“Your full name is Matilda Kapok, correct?” he asked, while glancing at the top sheet of paper.
Woody made the grimace she had made hundreds of times in her life when she heard her legal name spoken out loud.
“It was one of those obligatory relative names,” she sputtered, knowing full well that Lt. Starboard couldn’t care less. “Luckily my last name was Woods, so I’ve been Woody practically since birth. Please call me Woody.”
Johnny revised his interview plan right then and there. This woman would require direct questions or he’d hear a lot more than he cared about. She was one of those women who loved to talk.
“Ok, Woody… now I just have a couple follow-up questions to our interview, so this won’t take long. I’m sure we both have things to do. These boats of yours…are they all powered by wind?
Woody caught the not-so-disguised hint and answered, “Yes, that’s right.”
“What happens if the wind dies down? How do you get back to shore?”
“Our sails are pretty big so we can generally get back - but maybe slowly. We do always have a motorboat out with us and they can tow a boat that has a problem. “ Woody suddenly thought - “Hey, that’s no mirror – that’s one of those two way things – someone might be over there watching me!” Subconsciously, she sat up straighter and smoothed back her hair.
“So, no one carries an oar or paddle to get back?” Lt. Starboard continued.
Woody brightened. “There really isn’t room in our boats for a regular paddle. But I just got the cutest little paddle that fits in the waterproof hold in the front of the boat. I was just showing it to the others last week. You see, my birthday was last week and Cleat – he owns the Sunny Sailor boat shop – he gave me this special little paddle - that was so nice…. It kind of fits over your arm and you grab a little bar – it really works if you need to get back to shore and the wind dies. It’s small but works pretty well. No one else had ever seen one. It’s bright orange and it floats, so it would be easy to retrieve if I dropped it. I put my name on it, too.” Woody could have gone on and on about the little paddle, but she sensed that was all he wanted to hear.

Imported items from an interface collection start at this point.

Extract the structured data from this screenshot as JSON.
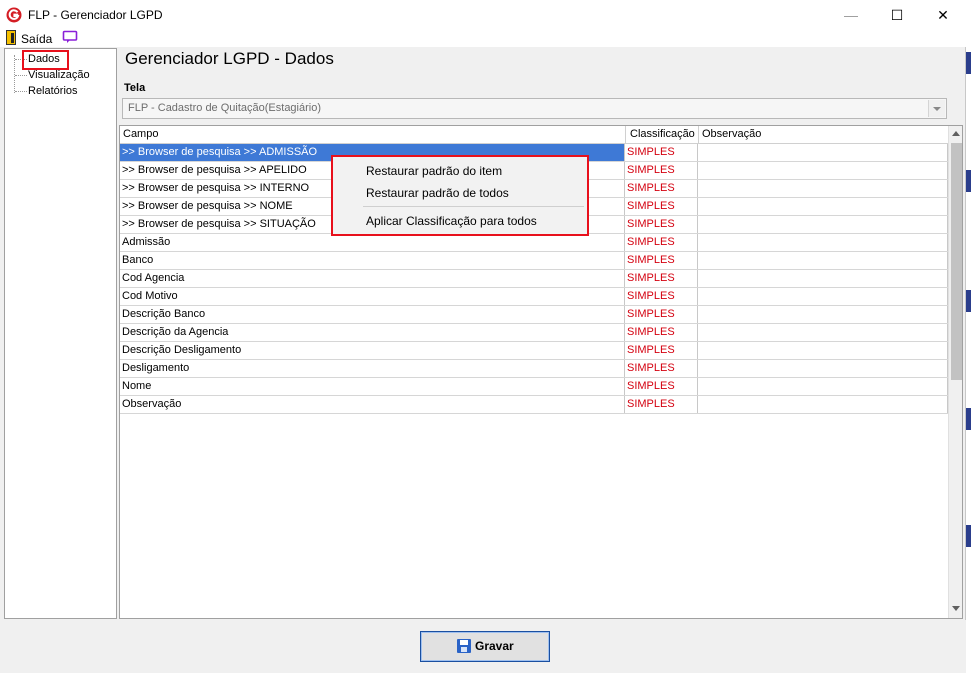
{
  "window": {
    "title": "FLP - Gerenciador LGPD",
    "minimize_glyph": "—",
    "maximize_glyph": "☐",
    "close_glyph": "✕"
  },
  "menu": {
    "exit_label": "Saída"
  },
  "tree": {
    "items": [
      {
        "label": "Dados"
      },
      {
        "label": "Visualização"
      },
      {
        "label": "Relatórios"
      }
    ]
  },
  "main": {
    "title": "Gerenciador LGPD - Dados",
    "tela_label": "Tela",
    "tela_value": "FLP - Cadastro de Quitação(Estagiário)"
  },
  "grid": {
    "columns": [
      "Campo",
      "Classificação",
      "Observação"
    ],
    "rows": [
      {
        "campo": ">> Browser de pesquisa >> ADMISSÃO",
        "classificacao": "SIMPLES",
        "observacao": ""
      },
      {
        "campo": ">> Browser de pesquisa >> APELIDO",
        "classificacao": "SIMPLES",
        "observacao": ""
      },
      {
        "campo": ">> Browser de pesquisa >> INTERNO",
        "classificacao": "SIMPLES",
        "observacao": ""
      },
      {
        "campo": ">> Browser de pesquisa >> NOME",
        "classificacao": "SIMPLES",
        "observacao": ""
      },
      {
        "campo": ">> Browser de pesquisa >> SITUAÇÃO",
        "classificacao": "SIMPLES",
        "observacao": ""
      },
      {
        "campo": "Admissão",
        "classificacao": "SIMPLES",
        "observacao": ""
      },
      {
        "campo": "Banco",
        "classificacao": "SIMPLES",
        "observacao": ""
      },
      {
        "campo": "Cod Agencia",
        "classificacao": "SIMPLES",
        "observacao": ""
      },
      {
        "campo": "Cod Motivo",
        "classificacao": "SIMPLES",
        "observacao": ""
      },
      {
        "campo": "Descrição Banco",
        "classificacao": "SIMPLES",
        "observacao": ""
      },
      {
        "campo": "Descrição da Agencia",
        "classificacao": "SIMPLES",
        "observacao": ""
      },
      {
        "campo": "Descrição Desligamento",
        "classificacao": "SIMPLES",
        "observacao": ""
      },
      {
        "campo": "Desligamento",
        "classificacao": "SIMPLES",
        "observacao": ""
      },
      {
        "campo": "Nome",
        "classificacao": "SIMPLES",
        "observacao": ""
      },
      {
        "campo": "Observação",
        "classificacao": "SIMPLES",
        "observacao": ""
      }
    ]
  },
  "context_menu": {
    "items": [
      "Restaurar padrão do item",
      "Restaurar padrão de todos",
      "Aplicar Classificação para todos"
    ]
  },
  "footer": {
    "save_label": "Gravar"
  },
  "colors": {
    "selection": "#3e79d6",
    "classification_text": "#d4000f",
    "highlight_box": "#e8101c"
  }
}
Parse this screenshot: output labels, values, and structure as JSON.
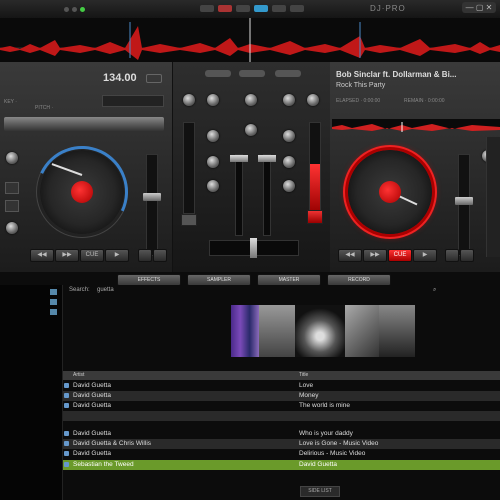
{
  "app": {
    "brand": "DJ·PRO",
    "window_controls": "— ▢ ✕"
  },
  "deckLeft": {
    "bpm": "134.00",
    "sub_label_1": "KEY ·",
    "sub_label_2": "PITCH ·",
    "buttons": [
      "◀◀",
      "▶▶",
      "CUE",
      "▶"
    ]
  },
  "deckRight": {
    "title": "Bob Sinclar ft. Dollarman & Bi...",
    "track": "Rock This Party",
    "info_1": "ELAPSED · 0:00:00",
    "info_2": "REMAIN · 0:00:00",
    "buttons": [
      "◀◀",
      "▶▶",
      "CUE",
      "▶"
    ]
  },
  "tabs": [
    "EFFECTS",
    "SAMPLER",
    "MASTER",
    "RECORD"
  ],
  "browser": {
    "search_label": "Search:",
    "search_value": "guetta",
    "columns": [
      "Artist",
      "Title"
    ],
    "rows": [
      {
        "artist": "David Guetta",
        "title": "Love"
      },
      {
        "artist": "David Guetta",
        "title": "Money"
      },
      {
        "artist": "David Guetta",
        "title": "The world is mine"
      },
      {
        "artist": "",
        "title": ""
      },
      {
        "artist": "David Guetta",
        "title": "Who is your daddy"
      },
      {
        "artist": "David Guetta & Chris Willis",
        "title": "Love is Gone - Music Video"
      },
      {
        "artist": "David Guetta",
        "title": "Delirious - Music Video"
      },
      {
        "artist": "Sebastian the Tweed",
        "title": "David Guetta"
      }
    ],
    "status_button": "SIDE LIST"
  },
  "colors": {
    "accent": "#e02020",
    "selection": "#6a9a2a"
  }
}
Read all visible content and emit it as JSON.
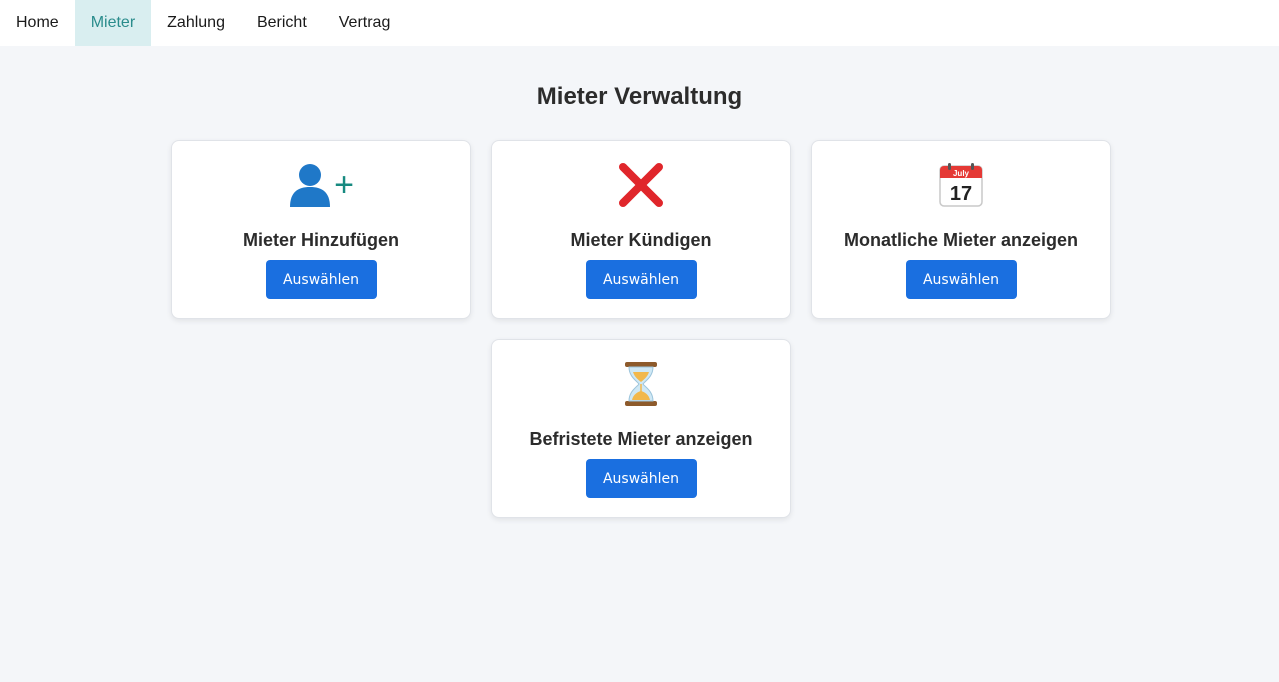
{
  "nav": {
    "items": [
      {
        "label": "Home"
      },
      {
        "label": "Mieter"
      },
      {
        "label": "Zahlung"
      },
      {
        "label": "Bericht"
      },
      {
        "label": "Vertrag"
      }
    ],
    "active": "Mieter"
  },
  "main": {
    "title": "Mieter Verwaltung",
    "cards": [
      {
        "icon": "add-user-icon",
        "label": "Mieter Hinzufügen",
        "button_label": "Auswählen"
      },
      {
        "icon": "cross-icon",
        "label": "Mieter Kündigen",
        "button_label": "Auswählen"
      },
      {
        "icon": "calendar-icon",
        "label": "Monatliche Mieter anzeigen",
        "button_label": "Auswählen",
        "calendar": {
          "month": "July",
          "day": "17"
        }
      },
      {
        "icon": "hourglass-icon",
        "label": "Befristete Mieter anzeigen",
        "button_label": "Auswählen"
      }
    ]
  },
  "colors": {
    "background": "#f4f6f9",
    "button": "#1a6fe0",
    "active_tab_bg": "#d9eef0",
    "active_tab_text": "#2a8c8c"
  }
}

“When did you see your paddle last?” asked the lieutenant, his eyes suddenly hard.
“I guess it would have been last week, since I didn’t have a chance to get it out before Flora plowed into me.” Woody frowned, but then immediately thought of poor Flora and tried to turn the frown into a concerned look. She was beginning to feel a bit uneasy.

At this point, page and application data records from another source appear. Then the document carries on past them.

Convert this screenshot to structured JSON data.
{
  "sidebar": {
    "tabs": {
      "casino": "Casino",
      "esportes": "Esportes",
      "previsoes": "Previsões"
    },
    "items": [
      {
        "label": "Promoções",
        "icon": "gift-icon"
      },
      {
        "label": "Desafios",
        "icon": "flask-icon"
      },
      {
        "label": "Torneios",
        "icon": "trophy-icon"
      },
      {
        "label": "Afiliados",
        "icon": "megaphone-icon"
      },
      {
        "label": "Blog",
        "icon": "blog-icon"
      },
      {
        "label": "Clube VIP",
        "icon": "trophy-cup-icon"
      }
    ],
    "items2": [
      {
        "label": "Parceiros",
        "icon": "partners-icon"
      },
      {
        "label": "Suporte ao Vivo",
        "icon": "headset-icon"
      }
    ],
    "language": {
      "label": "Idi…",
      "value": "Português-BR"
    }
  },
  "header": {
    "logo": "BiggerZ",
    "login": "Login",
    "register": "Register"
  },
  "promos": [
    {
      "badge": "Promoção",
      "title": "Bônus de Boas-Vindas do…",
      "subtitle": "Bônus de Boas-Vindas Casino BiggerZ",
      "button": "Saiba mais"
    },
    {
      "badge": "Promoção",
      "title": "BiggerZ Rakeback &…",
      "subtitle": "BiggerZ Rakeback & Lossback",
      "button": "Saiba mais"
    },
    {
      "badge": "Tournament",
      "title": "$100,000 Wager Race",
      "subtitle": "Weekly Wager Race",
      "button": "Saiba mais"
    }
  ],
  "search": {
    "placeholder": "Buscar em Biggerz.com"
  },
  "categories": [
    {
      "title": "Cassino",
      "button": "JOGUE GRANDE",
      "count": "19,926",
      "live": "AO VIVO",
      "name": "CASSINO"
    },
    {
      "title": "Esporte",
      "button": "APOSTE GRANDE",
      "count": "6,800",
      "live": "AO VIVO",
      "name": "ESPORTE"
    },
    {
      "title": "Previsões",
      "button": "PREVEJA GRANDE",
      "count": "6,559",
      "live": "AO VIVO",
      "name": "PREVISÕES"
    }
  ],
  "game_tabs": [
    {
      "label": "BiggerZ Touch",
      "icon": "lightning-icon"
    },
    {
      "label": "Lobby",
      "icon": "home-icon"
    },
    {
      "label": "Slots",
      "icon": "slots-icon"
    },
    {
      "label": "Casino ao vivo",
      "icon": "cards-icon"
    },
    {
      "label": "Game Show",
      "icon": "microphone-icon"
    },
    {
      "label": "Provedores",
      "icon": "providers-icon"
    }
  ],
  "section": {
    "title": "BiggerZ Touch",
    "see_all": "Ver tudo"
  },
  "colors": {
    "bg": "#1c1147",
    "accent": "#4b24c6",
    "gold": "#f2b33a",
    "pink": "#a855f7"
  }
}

“Excuse me for a minute, Ms. Kapok…” He got up and stepped out into the hall. Woody stared at the mirror…what the heck was going on?
Woody checked the time, her fingernails, and then noticed the hum of the tape recorder on the little table. She was tempted to sing a bit of “Bad boyz, bad boyz, whatcha gonna do?” but thought better of it. She had just pulled out a piece of paper to write a grocery list, when the door opened suddenly and Lt. Starboard stood holding her orange paddle. It was inside a plastic bag, but she could plainly see “Woody” lettered on the side of it. She also noticed some gloppy stuff on the end of it.
“Matilda Woods Kapok, you have the right to remain silent….”